- Data for review
━━━━━━━━━━━━━━━━━━━━

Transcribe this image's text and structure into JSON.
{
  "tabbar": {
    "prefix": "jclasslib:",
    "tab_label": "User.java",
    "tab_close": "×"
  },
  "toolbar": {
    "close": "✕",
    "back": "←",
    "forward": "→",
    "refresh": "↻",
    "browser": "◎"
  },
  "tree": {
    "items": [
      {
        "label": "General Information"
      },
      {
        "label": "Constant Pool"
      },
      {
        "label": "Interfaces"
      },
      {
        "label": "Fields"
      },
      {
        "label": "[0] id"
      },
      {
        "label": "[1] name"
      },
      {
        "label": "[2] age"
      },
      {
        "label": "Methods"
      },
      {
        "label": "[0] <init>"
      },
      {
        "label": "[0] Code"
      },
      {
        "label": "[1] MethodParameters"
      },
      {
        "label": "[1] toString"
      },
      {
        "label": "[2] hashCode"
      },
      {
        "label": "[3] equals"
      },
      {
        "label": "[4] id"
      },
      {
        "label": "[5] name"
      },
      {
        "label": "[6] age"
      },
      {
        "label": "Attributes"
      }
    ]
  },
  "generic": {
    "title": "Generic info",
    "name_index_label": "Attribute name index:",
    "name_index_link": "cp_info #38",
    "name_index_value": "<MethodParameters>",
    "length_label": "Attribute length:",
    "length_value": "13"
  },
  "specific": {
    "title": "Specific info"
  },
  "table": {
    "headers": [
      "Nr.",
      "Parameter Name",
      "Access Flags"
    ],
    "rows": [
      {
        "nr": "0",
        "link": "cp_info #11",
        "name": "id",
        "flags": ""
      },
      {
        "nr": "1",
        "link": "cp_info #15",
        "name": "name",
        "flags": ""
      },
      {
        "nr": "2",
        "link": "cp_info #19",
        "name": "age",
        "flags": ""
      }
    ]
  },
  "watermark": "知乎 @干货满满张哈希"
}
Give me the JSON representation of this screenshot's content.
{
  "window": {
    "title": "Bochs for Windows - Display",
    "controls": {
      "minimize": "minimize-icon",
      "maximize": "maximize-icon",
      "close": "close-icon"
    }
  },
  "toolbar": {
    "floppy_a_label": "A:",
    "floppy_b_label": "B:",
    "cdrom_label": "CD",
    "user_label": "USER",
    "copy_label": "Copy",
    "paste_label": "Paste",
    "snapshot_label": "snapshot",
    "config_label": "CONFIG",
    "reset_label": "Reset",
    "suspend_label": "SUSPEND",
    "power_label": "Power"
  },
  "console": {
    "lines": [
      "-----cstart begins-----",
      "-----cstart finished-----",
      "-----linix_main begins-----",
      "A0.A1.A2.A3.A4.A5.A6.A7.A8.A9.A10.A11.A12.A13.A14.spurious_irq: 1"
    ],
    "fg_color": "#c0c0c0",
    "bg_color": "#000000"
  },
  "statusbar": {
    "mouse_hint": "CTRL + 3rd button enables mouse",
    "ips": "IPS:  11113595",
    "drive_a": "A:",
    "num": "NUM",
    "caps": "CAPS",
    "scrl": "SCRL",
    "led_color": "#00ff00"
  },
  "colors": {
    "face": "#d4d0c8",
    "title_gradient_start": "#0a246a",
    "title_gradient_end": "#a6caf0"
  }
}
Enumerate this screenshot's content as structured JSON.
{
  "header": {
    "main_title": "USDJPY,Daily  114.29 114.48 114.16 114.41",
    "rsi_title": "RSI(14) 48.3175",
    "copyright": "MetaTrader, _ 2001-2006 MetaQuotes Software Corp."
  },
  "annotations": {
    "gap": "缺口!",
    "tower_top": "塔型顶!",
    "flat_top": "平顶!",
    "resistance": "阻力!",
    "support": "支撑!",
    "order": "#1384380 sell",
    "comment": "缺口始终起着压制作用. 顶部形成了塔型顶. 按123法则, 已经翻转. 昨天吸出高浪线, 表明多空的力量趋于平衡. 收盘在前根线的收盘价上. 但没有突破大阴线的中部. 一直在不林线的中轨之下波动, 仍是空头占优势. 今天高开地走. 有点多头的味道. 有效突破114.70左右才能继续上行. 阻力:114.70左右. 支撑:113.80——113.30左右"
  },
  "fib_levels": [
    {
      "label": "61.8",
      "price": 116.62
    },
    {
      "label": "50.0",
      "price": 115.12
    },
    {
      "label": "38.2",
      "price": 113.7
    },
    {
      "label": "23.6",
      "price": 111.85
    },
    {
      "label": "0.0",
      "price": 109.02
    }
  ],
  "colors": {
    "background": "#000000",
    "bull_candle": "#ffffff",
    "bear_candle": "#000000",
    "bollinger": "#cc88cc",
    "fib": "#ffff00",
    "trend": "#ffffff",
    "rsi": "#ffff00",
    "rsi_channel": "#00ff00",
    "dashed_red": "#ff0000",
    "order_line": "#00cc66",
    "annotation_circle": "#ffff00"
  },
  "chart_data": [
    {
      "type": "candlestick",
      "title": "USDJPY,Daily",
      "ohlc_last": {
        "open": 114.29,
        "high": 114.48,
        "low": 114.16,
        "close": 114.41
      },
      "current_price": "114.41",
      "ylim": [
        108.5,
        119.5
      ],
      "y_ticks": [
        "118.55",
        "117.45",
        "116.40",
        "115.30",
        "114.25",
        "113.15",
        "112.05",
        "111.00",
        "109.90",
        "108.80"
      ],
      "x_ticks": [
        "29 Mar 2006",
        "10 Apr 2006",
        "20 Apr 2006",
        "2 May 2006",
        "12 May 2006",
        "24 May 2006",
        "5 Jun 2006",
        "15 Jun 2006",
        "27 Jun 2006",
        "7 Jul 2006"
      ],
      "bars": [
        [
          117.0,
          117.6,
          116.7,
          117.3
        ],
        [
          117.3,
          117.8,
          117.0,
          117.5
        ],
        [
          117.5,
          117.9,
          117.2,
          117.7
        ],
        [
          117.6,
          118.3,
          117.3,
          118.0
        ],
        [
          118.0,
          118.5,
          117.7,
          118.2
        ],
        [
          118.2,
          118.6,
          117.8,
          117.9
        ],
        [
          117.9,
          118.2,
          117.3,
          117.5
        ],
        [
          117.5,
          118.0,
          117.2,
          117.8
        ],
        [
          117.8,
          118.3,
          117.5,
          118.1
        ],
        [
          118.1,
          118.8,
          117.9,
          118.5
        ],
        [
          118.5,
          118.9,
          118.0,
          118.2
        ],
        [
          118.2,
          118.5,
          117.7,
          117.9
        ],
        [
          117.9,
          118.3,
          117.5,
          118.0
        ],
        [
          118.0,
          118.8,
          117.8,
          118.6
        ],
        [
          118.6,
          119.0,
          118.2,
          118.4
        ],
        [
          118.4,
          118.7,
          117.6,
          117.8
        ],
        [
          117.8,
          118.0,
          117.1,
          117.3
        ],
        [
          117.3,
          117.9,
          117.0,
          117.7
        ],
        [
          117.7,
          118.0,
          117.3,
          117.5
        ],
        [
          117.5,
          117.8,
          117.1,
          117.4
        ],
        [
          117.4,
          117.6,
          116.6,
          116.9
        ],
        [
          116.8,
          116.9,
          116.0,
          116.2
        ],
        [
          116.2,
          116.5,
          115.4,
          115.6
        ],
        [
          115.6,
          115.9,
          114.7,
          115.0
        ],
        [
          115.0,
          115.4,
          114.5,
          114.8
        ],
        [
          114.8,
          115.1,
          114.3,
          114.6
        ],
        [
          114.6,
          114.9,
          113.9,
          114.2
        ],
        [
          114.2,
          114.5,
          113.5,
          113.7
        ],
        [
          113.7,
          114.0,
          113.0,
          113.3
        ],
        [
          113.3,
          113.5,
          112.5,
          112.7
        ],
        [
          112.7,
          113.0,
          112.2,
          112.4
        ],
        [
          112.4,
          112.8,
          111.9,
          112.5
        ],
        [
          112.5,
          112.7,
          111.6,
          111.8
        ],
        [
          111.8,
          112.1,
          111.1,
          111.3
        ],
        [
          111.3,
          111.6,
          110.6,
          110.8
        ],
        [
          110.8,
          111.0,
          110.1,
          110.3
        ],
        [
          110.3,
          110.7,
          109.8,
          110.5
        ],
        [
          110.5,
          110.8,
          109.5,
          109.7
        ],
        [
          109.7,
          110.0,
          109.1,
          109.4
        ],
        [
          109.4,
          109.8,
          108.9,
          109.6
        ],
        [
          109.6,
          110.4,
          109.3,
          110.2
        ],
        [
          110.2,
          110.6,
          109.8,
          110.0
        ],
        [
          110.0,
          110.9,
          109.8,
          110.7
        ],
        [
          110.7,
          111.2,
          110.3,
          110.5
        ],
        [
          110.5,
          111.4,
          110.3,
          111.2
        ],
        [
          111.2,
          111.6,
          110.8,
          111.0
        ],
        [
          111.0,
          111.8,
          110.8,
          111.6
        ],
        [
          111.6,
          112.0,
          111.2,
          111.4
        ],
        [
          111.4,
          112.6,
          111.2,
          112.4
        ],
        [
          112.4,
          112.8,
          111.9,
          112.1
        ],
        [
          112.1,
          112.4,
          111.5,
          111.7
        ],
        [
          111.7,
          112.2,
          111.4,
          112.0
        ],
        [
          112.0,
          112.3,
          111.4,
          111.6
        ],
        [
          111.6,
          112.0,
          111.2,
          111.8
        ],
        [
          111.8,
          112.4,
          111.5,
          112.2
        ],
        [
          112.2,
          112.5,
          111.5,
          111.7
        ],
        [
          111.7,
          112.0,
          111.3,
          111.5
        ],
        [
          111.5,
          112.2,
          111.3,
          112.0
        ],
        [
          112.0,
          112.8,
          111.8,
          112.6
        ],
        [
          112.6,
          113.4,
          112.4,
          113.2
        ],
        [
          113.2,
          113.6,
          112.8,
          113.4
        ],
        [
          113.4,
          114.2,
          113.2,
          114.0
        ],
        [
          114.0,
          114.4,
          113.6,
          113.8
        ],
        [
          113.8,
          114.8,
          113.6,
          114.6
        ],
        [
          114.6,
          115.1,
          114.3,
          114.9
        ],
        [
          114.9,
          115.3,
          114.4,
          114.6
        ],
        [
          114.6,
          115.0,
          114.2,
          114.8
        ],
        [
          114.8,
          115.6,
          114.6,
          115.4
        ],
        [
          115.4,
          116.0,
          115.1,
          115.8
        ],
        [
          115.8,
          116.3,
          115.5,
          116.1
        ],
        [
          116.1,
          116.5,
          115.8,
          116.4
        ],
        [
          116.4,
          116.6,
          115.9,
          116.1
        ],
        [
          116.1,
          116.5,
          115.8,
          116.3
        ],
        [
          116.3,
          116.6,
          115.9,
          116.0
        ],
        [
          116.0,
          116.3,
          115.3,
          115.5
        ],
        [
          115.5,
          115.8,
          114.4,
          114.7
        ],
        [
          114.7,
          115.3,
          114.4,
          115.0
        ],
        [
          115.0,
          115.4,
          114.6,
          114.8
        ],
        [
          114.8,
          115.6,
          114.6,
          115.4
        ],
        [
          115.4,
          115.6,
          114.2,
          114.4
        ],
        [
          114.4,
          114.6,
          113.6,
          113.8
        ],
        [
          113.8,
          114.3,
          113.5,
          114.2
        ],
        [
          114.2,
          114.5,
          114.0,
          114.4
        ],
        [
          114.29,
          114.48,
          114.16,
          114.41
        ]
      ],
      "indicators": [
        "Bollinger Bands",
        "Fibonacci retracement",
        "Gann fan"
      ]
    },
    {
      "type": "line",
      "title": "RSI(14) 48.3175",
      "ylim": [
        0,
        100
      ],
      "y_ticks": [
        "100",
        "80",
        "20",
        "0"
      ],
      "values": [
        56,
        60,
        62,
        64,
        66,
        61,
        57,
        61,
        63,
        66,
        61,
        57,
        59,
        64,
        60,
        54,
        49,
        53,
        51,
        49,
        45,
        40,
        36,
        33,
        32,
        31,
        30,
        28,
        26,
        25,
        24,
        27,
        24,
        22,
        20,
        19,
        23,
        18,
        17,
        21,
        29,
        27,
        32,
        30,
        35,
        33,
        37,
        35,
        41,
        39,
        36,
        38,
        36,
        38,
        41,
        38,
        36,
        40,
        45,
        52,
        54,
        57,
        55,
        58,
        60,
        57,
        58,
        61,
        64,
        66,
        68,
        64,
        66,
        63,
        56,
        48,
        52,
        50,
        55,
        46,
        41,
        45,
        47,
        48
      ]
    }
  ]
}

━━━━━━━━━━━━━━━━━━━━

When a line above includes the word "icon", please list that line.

- Task response
      "minimize": "minimize-icon",
      "maximize": "maximize-icon",
      "close": "close-icon"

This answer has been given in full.